Blood brothers

Violence can be a great leveller. This seems particularly true of West Bengal. The panchayat elections, which took place last month, witnessed several incidents of barbarity. The Bharatiya Janata Party, which is emerging as the principal challenger to the ruling Trinamul Congress, claimed that over 50 supporters had lost their lives during the time that preceded the polls. Similar losses were reported by the Left, the Congress and even the TMC. The simmering political rivalries were manifest not only in the form of killings: brutal intimidation of supporters, usually from Opposition parties, was common.     

  • Published 7.06.18
  •  

Violence can be a great leveller. This seems particularly true of West Bengal. The panchayat elections, which took place last month, witnessed several incidents of barbarity.
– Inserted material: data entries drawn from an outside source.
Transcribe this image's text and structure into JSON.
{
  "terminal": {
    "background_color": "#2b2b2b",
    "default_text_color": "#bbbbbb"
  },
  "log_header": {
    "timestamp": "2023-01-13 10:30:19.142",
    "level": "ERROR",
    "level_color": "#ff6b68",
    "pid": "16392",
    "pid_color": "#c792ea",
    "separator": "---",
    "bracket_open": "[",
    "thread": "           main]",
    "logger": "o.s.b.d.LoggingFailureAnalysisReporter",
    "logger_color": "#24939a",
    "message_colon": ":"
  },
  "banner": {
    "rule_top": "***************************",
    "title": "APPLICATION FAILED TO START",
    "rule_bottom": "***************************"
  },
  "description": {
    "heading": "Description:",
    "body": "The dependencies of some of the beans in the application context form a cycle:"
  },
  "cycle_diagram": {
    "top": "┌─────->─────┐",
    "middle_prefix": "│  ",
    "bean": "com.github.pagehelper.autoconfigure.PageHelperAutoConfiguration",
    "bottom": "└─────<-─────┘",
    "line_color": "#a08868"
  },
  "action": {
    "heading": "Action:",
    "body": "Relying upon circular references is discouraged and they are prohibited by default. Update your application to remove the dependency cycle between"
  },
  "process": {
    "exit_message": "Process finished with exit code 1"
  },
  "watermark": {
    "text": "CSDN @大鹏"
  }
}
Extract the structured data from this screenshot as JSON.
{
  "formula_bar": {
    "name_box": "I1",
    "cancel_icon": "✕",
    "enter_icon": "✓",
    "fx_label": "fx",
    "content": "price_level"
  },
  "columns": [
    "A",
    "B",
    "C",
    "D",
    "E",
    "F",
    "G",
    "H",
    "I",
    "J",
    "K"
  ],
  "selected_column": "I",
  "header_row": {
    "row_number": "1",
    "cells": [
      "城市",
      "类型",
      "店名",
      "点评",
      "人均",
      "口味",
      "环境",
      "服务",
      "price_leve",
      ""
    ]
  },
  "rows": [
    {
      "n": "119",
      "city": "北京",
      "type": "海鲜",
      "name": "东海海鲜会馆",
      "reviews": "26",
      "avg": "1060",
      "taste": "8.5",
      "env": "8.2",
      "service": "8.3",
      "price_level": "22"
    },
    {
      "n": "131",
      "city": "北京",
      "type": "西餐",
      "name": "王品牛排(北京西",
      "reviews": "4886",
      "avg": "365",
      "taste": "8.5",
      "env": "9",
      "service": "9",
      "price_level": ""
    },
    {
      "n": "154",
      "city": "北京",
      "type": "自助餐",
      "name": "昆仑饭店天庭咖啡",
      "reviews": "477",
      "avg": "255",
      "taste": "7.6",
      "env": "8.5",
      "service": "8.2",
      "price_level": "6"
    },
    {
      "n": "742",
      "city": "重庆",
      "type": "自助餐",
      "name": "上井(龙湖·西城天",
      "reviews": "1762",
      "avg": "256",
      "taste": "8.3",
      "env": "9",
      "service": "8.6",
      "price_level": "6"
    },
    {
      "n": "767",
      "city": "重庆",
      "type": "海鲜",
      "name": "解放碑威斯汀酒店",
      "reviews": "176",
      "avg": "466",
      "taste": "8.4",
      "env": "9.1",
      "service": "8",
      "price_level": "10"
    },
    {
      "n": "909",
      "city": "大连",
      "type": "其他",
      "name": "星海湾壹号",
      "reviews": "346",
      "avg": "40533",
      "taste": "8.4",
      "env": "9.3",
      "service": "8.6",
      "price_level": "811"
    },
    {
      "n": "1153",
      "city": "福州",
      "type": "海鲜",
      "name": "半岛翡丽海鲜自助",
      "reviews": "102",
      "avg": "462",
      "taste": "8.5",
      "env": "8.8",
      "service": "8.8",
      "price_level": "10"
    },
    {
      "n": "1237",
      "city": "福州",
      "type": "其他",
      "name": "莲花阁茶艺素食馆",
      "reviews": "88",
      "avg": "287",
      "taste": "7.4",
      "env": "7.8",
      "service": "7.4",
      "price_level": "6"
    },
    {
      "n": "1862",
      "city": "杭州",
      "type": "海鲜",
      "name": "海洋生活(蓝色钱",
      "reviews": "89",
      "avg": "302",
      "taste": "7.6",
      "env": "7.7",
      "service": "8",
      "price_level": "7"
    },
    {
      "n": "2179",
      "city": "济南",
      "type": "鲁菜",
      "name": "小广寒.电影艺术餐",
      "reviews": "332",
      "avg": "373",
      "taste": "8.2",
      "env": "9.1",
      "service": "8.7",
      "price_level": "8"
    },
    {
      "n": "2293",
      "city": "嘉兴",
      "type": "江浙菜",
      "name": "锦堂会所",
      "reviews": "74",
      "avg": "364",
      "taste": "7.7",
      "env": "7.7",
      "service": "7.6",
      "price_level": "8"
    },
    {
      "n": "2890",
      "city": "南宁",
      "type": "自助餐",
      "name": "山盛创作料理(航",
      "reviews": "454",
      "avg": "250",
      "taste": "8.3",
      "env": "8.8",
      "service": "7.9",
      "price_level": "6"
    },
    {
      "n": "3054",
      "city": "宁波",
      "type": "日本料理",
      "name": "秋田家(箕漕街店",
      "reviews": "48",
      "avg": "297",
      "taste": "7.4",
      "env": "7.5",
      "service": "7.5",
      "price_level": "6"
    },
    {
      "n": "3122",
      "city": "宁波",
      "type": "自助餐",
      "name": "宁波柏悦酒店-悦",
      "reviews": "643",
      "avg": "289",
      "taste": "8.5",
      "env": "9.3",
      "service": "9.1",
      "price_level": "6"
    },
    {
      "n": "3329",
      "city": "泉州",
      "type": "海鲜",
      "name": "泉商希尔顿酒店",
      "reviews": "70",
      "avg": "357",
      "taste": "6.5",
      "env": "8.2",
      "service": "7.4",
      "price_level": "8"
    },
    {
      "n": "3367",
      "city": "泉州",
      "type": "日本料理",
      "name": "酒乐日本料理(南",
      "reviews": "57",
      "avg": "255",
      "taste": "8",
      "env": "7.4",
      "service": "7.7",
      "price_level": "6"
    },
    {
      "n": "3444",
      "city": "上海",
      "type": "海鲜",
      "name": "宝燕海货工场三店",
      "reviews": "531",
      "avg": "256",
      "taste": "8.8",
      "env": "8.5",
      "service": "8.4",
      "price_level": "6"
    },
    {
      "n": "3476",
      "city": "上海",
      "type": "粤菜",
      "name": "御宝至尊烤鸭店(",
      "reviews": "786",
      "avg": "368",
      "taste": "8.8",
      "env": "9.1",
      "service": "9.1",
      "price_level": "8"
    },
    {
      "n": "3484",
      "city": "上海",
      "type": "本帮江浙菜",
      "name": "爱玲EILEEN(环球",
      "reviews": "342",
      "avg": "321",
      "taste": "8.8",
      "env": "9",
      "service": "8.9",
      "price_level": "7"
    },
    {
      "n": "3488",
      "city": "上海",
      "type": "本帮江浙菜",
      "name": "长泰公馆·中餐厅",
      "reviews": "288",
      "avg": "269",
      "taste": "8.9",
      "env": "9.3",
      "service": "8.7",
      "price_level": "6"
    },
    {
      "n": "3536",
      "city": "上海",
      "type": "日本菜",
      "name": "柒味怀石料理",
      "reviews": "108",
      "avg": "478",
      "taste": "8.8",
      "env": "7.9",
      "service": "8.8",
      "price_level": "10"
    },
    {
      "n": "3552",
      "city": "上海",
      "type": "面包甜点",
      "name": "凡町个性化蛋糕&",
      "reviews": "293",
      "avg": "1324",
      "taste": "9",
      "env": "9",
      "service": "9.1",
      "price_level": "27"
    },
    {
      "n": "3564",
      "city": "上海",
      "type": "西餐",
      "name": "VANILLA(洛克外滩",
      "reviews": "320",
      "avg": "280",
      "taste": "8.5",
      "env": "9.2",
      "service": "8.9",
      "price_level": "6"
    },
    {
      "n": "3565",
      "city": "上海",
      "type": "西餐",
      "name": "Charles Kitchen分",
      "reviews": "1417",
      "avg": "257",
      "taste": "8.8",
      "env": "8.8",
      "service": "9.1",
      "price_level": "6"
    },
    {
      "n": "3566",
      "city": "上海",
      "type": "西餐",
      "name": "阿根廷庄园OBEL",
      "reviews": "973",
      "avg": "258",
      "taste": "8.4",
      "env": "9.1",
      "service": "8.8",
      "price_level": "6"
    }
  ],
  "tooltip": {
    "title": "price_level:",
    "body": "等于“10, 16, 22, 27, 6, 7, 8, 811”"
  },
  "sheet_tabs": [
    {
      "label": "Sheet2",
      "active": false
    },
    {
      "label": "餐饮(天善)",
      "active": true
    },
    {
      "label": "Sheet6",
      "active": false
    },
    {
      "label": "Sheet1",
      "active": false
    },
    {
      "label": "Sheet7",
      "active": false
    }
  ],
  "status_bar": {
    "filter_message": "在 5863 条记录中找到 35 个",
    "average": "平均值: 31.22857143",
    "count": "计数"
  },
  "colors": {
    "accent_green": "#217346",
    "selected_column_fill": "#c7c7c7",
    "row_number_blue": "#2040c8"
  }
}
The Bharatiya Janata Party, which is emerging as the principal challenger to the ruling Trinamul Congress, claimed that over 50 supporters had lost their lives during the time that preceded the polls. Similar losses were reported by the Left, the Congress and even the TMC. The simmering political rivalries were manifest not only in the form of killings: brutal intimidation of supporters, usually from Opposition parties, was common. Some of the results in the panchayat elections reflected the consequent one-sided nature of the contest. The TMC, for instance, has won 34 per cent of gram panchayat seats uncontested, a feat that dents the party's claim of Bengal being both peaceful and democratic. What is worrying and shameful is that political scores continue to be settled even though the elections are over. Two BJP supporters died under mysterious circumstances in Purulia; one member of the TMC was killed in Bagnan; Cooch Behar also witnessed the slaughter of a Communist Party of India (Marxist) associate.

The inferences are obvious. Elections — supposedly the hallmark of democracy — may not be free or fair in this part of the world. This can only besmirch the spirit of democracy. The allegations of the TMC's violent subordination of its opponents are ironic on another count. The chief minister, Mamata Banerjee, has always been vocal against attempts to trample freedom by the Central government. Yet, it appears that she has no hesitation in taking a leaf out of the BJP's book. Is Ms Banerjee then not averse to sharing Narendra Modi's dream of ridding the political turf of the Opposition? What drives such an ambition is the desire to exercise absolute political control, something that undermines the principle of representativeness that lies at the core of parliamentary democracy. The failure of the administrative machinery to check the transgressions reveals a troubling malignancy: the politicization of key institutions in a democratic polity. The impunity enjoyed by the dominant political party is also damaging in another way. It encourages citizens to believe that loyalty to the party in power can even act as a shield against such infringements as taking up the law into one's own hands.

About
Author